Physically, men and women are debasing themselves in the name of a “if it feels good, do it” mentality in a desperate attempt to fill their empty “God-holes.”  Women are literally prostituting themselves via Instagram—a terrifying intersection of online media attention-whoring and real-life whoring.  That kind of cheapness only comes in a culture that discourages traditional values and encourages riotousness and spiritual rebellion.

I always warn my students—I’m sure they occasionally roll their eyes—not to mess around with the spiritual world.  Angels are real—but so are demons.  And Satan always comes clothed in light—and shiny Snapchat filters.

The Left’s Cluelessness on Gun Control

As a rule, I don’t write about guns, gun control, or shootings, mainly because I have nothing to add, and because there doesn’t seem to be much to discuss:  either you support gun rights, or you don’t (in other words, you either read the Constitution literally, or you simply want to reinterpret it to fit your ideology more conveniently).

My basic take on the issue is as follows:  the personal right to bear arms is constitutionally safeguarded in the Second Amendment.  That right is necessary for two reasons:  to protect personal property, yourself, and your family; and to protect against an overly oppressive government.  To be clear, I’m not advocating any kind of violent overthrow of or resistance to the government; rather, I’m arguing that the Second Amendment is our last resort against a government that becomes so hostile to our rights, we have no other recourse but to fight it (see also:  the American Revolution).  I do not think we have reached that point, as we still have ample constitutional means to correct and reform the government.

As for shootings, I believe it’s a spiritual and mental issue, not a gun issue.  Godlessness seems to be the real root issue of many of our social maladies, coupled with a nihilism whose logical conclusion is “if everything is meaningless, then I can do whatever I want,” and “if everything is meaningless, then life is worthless.”  Connect the dots, and it’s no surprise we have nihilistic suicides and mass murders.  Add in the grotesque, macabre fame such acts bring in an age of social media, and the sick motivations for violence are further heightened.

Regardless, I couldn’t help notice this piece from Pacific Standard, a far Left rag known (to the extent it is) for its radicalism and overly-earnest headlines.  I get PS‘s daily e-mail of stories, and occasionally read its pieces to see what the other side is thinking (occasionally, they’re actually interesting).

I’ve been sitting on this one for awhile, but here is the context for the piece:  it was written shortly after the shooting last November in California.  Heads collectively exploded when word got out that progressive utopia California, with its robust gun control laws, was the site of a tragic mass shooting.  Without cheapening the deaths of those unfortunate, innocent souls, the question that came to my mind was, “If gun control is so effective, then how could this happen in California?”

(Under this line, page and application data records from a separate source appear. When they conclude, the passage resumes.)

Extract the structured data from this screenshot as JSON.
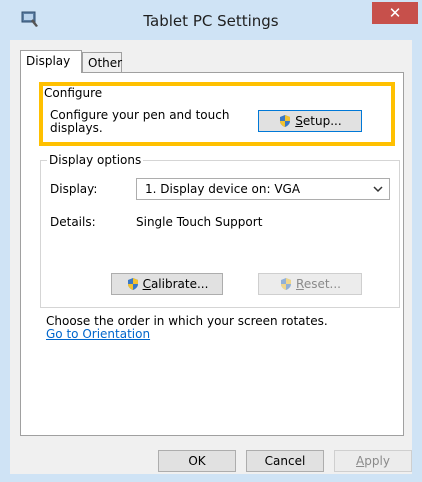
{
  "window": {
    "title": "Tablet PC Settings",
    "close_label": "✕"
  },
  "tabs": [
    {
      "label": "Display"
    },
    {
      "label": "Other"
    }
  ],
  "configure": {
    "group_label": "Configure",
    "description_line1": "Configure your pen and touch",
    "description_line2": "displays.",
    "setup_button": {
      "prefix": "",
      "mnemonic": "S",
      "rest": "etup..."
    }
  },
  "display_options": {
    "group_label": "Display options",
    "display_label": "Display:",
    "display_value": "1. Display device on: VGA",
    "details_label": "Details:",
    "details_value": "Single Touch Support",
    "calibrate_button": {
      "mnemonic": "C",
      "rest": "alibrate..."
    },
    "reset_button": {
      "mnemonic": "R",
      "rest": "eset..."
    }
  },
  "orientation": {
    "text": "Choose the order in which your screen rotates.",
    "link": "Go to Orientation"
  },
  "footer": {
    "ok": "OK",
    "cancel": "Cancel",
    "apply_mnemonic": "A",
    "apply_rest": "pply"
  },
  "colors": {
    "accent": "#0078d7",
    "highlight": "#ffc000",
    "close": "#c7504b",
    "link": "#0066cc",
    "frame": "#cfe3f5"
  }
}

Of course, it’s a straw man question:  gun control isn’t effective.  Indeed, arming responsible, law-abiding people is far preferable to disarming them (and, in effect, arming the bad guys, who will break the new gun control laws).  What struck me, then, was the head-exploding of the true believers on the Left.  The subtitle of this piece says it all:  “A quick look at the regulations and numbers doesn’t necessarily suggest the state’s laws are useless.”

In short, pro-gun control Leftists scrambled to explain away this shooting.  For the Left, shootings are never about man’s fallen nature and capacity for sin (unless that man is a white police officer and the person shot is some kind of favored minority), but instead a technocratic problem to be solved with increasing government control—enforced, ironically, with guns.